And through it all, Bill Mott was the perfect host, granting interviews to anyone who asked and handling everything with class. He even put my then 12-year-old daughter up on his pony and led her around the shedrow and outside the barn. While the entire Cigar experience and the 16-race winning streak would have stressed out many trainers, Mott might as well have been sitting on a rocking chair back in Mobridge, South Dakota whittling away on a piece of hickory. If ever a horse and trainer fit each other it was Cigar and Mott.
It was Cigar’s final race, and the script called for him to go out a winner in the 1996 Breeders’ Cup Classic. But a nose and a head separated him from the storybook ending. The sun had just begun to descend behind Woodbine’s clubhouse turn as Cigar walked off the track for the last time. Shafts of light beamed down on him from an amber sky, creating a setting that was meant for a triumphant farewell. But Cigar’s weary legs and cracked feet, that had carried him some 25,000 miles across the United Stakes and to Dubai, could not carry him those final few inches.
Back at the barn, Cigar stood facing the back of his stall, as if he knew he had lost. Allen and Madeleine Paulson stopped by for a final visit before heading off to dinner, but Mott remained. For several minutes, he stared almost hypnotically into Cigar’s stall. When he spoke, his voice couldn’t hide the emotions that were obviously building up inside him. This was no time to be dwelling on defeats or having any regrets that Cigar’s career did not end in triumph. The only images Mott was seeing as he stared into the stall were of cheering crowds and magnificent victories.

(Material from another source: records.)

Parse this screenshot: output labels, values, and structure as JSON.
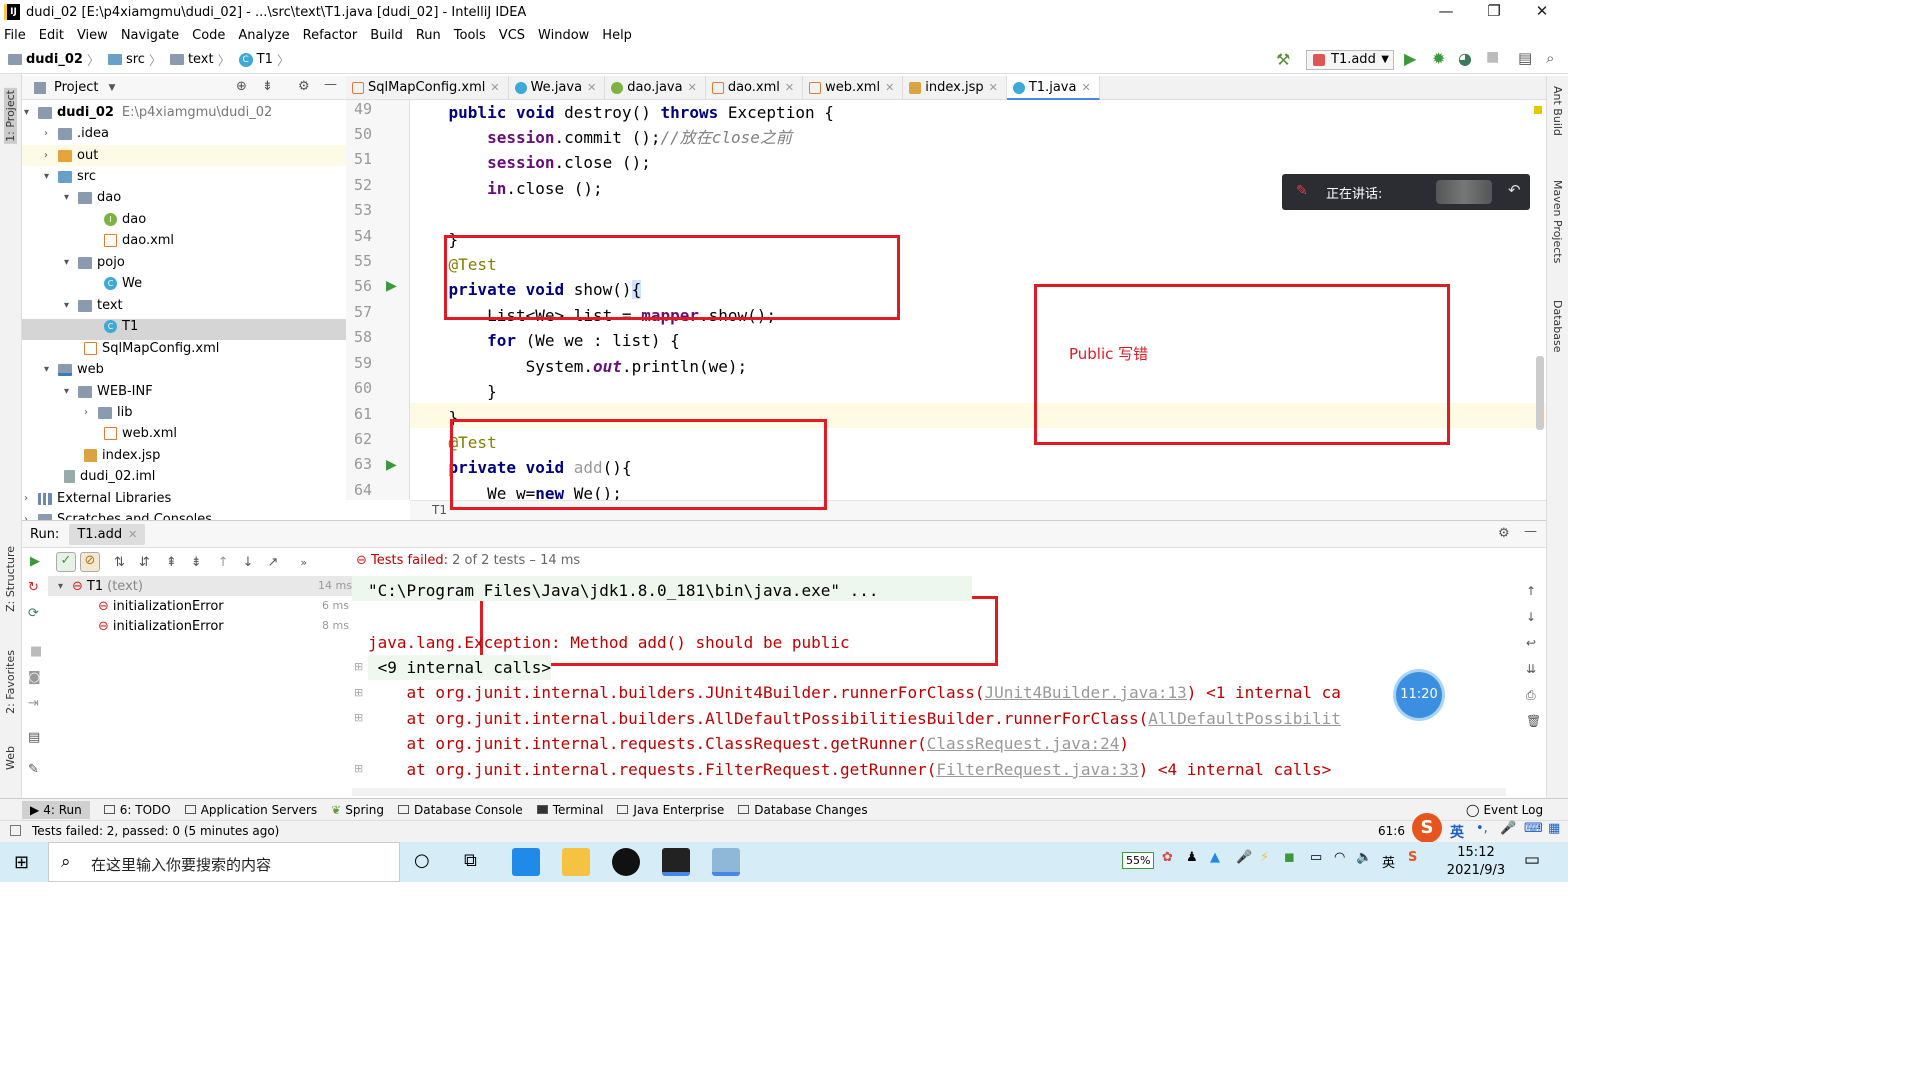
{
  "window": {
    "title": "dudi_02 [E:\\p4xiamgmu\\dudi_02] - ...\\src\\text\\T1.java [dudi_02] - IntelliJ IDEA",
    "app_icon": "IJ",
    "minimize": "—",
    "restore": "❐",
    "close": "✕"
  },
  "menu": [
    "File",
    "Edit",
    "View",
    "Navigate",
    "Code",
    "Analyze",
    "Refactor",
    "Build",
    "Run",
    "Tools",
    "VCS",
    "Window",
    "Help"
  ],
  "breadcrumb": {
    "project": "dudi_02",
    "src": "src",
    "text": "text",
    "file": "T1"
  },
  "run_config": {
    "label": "T1.add"
  },
  "left_stripe": {
    "project": "1: Project",
    "structure": "Z: Structure",
    "favorites": "2: Favorites",
    "web": "Web"
  },
  "right_stripe": {
    "ant": "Ant Build",
    "maven": "Maven Projects",
    "database": "Database"
  },
  "project_panel": {
    "title": "Project"
  },
  "tree": [
    {
      "label": "dudi_02",
      "extra": "E:\\p4xiamgmu\\dudi_02"
    },
    {
      "label": ".idea"
    },
    {
      "label": "out"
    },
    {
      "label": "src"
    },
    {
      "label": "dao"
    },
    {
      "label": "dao"
    },
    {
      "label": "dao.xml"
    },
    {
      "label": "pojo"
    },
    {
      "label": "We"
    },
    {
      "label": "text"
    },
    {
      "label": "T1"
    },
    {
      "label": "SqlMapConfig.xml"
    },
    {
      "label": "web"
    },
    {
      "label": "WEB-INF"
    },
    {
      "label": "lib"
    },
    {
      "label": "web.xml"
    },
    {
      "label": "index.jsp"
    },
    {
      "label": "dudi_02.iml"
    },
    {
      "label": "External Libraries"
    },
    {
      "label": "Scratches and Consoles"
    }
  ],
  "tabs": [
    "SqlMapConfig.xml",
    "We.java",
    "dao.java",
    "dao.xml",
    "web.xml",
    "index.jsp",
    "T1.java"
  ],
  "code": {
    "line_numbers": [
      "49",
      "50",
      "51",
      "52",
      "53",
      "54",
      "55",
      "56",
      "57",
      "58",
      "59",
      "60",
      "61",
      "62",
      "63",
      "64"
    ],
    "l49a": "    public void ",
    "l49b": "destroy() ",
    "l49c": "throws ",
    "l49d": "Exception {",
    "l50a": "        session",
    "l50b": ".commit ();",
    "l50c": "//放在close之前",
    "l51a": "        session",
    "l51b": ".close ();",
    "l52a": "        in",
    "l52b": ".close ();",
    "l54": "    }",
    "l55": "    @Test",
    "l56a": "    private void ",
    "l56b": "show()",
    "l57a": "        List<We> list = ",
    "l57b": "mapper",
    "l57c": ".show();",
    "l58a": "        for ",
    "l58b": "(We we : list) {",
    "l59a": "            System.",
    "l59b": "out",
    "l59c": ".println(we);",
    "l60": "        }",
    "l61": "    }",
    "l62": "    @Test",
    "l63a": "    private void ",
    "l63b": "add",
    "l63c": "(){",
    "l64a": "        We w=",
    "l64b": "new ",
    "l64c": "We();",
    "breadcrumb": "T1"
  },
  "annotation": {
    "note": "Public 写错"
  },
  "float_panel": {
    "label": "正在讲话:"
  },
  "run_panel": {
    "run_label": "Run:",
    "tab": "T1.add",
    "status_prefix": "Tests failed: ",
    "status_rest": "2 of 2 tests – 14 ms",
    "tree": [
      {
        "label": "T1",
        "extra": "(text)",
        "time": "14 ms"
      },
      {
        "label": "initializationError",
        "time": "6 ms"
      },
      {
        "label": "initializationError",
        "time": "8 ms"
      }
    ]
  },
  "console": {
    "l1": "\"C:\\Program Files\\Java\\jdk1.8.0_181\\bin\\java.exe\" ...",
    "l2": "java.lang.Exception: Method add() should be public",
    "l3": " <9 internal calls>",
    "l4a": "    at org.junit.internal.builders.JUnit4Builder.runnerForClass(",
    "l4b": "JUnit4Builder.java:13",
    "l4c": ") <1 internal ca",
    "l5a": "    at org.junit.internal.builders.AllDefaultPossibilitiesBuilder.runnerForClass(",
    "l5b": "AllDefaultPossibilit",
    "l6a": "    at org.junit.internal.requests.ClassRequest.getRunner(",
    "l6b": "ClassRequest.java:24",
    "l6c": ")",
    "l7a": "    at org.junit.internal.requests.FilterRequest.getRunner(",
    "l7b": "FilterRequest.java:33",
    "l7c": ") <4 internal calls>"
  },
  "time_bubble": "11:20",
  "tool_windows": [
    "4: Run",
    "6: TODO",
    "Application Servers",
    "Spring",
    "Database Console",
    "Terminal",
    "Java Enterprise",
    "Database Changes",
    "Event Log"
  ],
  "status": {
    "left": "Tests failed: 2, passed: 0 (5 minutes ago)",
    "position": "61:6",
    "ime": "英"
  },
  "taskbar": {
    "search_placeholder": "在这里输入你要搜索的内容",
    "time": "15:12",
    "date": "2021/9/3",
    "battery": "55%",
    "lang": "英"
  },
  "colors": {
    "accent": "#4a86e8",
    "error": "#c00000",
    "annotation_red": "#e01b24",
    "taskbar": "#d6ecf7"
  }
}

“There’s nothing I can say about Cigar that can tell you how I feel about him and the whole experience,” Mott said in a quiet monotone voice. “There’s no reason that getting beat a short head would make me feel any differently about him. I’d be pretty damn greedy if I did or if I had any ill feelings about anything. When we decided to run him again this year I knew as a trainer that trying to have a repeat year was going to be a tough task come Breeders’ Cup time. He just lost that little step, that little turn of foot, and that’s been the difference. Before, he could have overcome having to go five-wide. Today, he just couldn’t…he couldn’t overcome it.”
Just then, 82-year-old Georgia Ridder, owner of the victorious Alphabet Soup, came over to Mott, who congratulated her.

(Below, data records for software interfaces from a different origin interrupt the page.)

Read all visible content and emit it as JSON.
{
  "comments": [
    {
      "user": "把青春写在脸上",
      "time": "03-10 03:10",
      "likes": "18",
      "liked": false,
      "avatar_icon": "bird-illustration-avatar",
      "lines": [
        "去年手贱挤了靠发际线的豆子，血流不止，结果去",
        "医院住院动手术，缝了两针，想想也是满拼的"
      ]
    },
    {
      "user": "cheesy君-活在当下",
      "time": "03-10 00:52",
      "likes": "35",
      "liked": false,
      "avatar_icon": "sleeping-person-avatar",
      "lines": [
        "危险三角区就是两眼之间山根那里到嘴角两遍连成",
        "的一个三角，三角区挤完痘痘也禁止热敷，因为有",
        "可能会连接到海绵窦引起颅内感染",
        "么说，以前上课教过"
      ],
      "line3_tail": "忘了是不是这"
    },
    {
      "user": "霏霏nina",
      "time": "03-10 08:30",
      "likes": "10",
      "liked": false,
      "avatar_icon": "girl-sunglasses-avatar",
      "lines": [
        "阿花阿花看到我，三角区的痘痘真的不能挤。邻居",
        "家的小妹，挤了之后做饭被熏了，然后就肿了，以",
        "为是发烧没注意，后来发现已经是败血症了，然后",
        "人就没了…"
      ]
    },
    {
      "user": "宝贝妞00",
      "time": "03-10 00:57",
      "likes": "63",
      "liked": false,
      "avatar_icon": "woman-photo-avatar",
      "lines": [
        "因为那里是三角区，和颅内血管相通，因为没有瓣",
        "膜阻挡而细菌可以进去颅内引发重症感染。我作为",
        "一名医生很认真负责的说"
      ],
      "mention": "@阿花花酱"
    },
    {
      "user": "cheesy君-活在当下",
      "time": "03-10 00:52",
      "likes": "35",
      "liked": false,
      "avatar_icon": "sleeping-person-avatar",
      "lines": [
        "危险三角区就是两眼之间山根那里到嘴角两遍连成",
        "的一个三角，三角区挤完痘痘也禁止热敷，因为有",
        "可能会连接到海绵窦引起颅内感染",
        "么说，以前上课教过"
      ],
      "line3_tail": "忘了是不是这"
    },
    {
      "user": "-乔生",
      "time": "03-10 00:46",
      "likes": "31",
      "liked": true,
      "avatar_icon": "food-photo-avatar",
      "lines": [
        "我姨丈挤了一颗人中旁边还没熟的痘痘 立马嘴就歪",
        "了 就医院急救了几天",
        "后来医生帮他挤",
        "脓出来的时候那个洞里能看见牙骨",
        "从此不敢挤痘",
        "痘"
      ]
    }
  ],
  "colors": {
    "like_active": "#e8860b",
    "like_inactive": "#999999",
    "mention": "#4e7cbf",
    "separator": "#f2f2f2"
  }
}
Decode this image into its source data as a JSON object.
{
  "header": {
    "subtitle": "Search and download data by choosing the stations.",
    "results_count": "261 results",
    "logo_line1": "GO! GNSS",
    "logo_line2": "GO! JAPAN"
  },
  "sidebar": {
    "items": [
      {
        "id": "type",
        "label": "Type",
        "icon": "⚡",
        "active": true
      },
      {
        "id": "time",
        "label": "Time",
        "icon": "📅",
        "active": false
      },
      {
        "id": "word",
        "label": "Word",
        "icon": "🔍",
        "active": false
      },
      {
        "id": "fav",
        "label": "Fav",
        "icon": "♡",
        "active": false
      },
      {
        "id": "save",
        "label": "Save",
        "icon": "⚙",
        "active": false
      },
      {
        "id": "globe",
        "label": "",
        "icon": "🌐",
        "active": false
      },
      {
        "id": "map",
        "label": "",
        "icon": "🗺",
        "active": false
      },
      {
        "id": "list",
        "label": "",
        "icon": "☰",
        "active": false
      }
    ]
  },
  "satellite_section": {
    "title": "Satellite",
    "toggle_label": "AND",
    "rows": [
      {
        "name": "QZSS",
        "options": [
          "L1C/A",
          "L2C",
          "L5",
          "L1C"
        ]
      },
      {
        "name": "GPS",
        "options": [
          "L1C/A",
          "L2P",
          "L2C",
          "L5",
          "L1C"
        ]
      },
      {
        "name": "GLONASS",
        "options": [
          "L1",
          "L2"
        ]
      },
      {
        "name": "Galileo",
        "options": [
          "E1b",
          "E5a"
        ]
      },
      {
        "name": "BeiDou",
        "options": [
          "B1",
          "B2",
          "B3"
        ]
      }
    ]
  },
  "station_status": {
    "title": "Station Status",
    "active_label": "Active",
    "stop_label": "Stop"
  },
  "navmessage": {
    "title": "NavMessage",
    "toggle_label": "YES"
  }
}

She replied, “Congratulations on the greatest horse of many years. It was just our luck today.”
“Well, you had a good day and I’m happy for you,” Mott said. “I hope you have many many more.”
So ended the remarkable career of Cigar. In “For Whom the Bell Tolls,” Ernest Hemingway wrote: “But did thee feel the earth move?”
Cigar’s greatness was felt as much as it was seen. Just ask anyone who was there when Cigar rocked the grandstands at Arlington Park, Suffolk Downs, and Belmont Park. Just ask anyone who was there when Cigar made the sands of Dubai shake. Just ask anyone who was there when Cigar jolted the hallowed walls of Madison Square Garden.
Although Cigar’s accomplishments and statistics speak of greatness, they are just one aspect of his legacy. He took the torch passed to him by Holy Bull and made thousands of new racing fans around the world. He made believers out of skeptics. He made poets and artists out of 7-year-olds and 70-year-olds. He made people cheer and he made people cry.
But most of all, he made the earth move.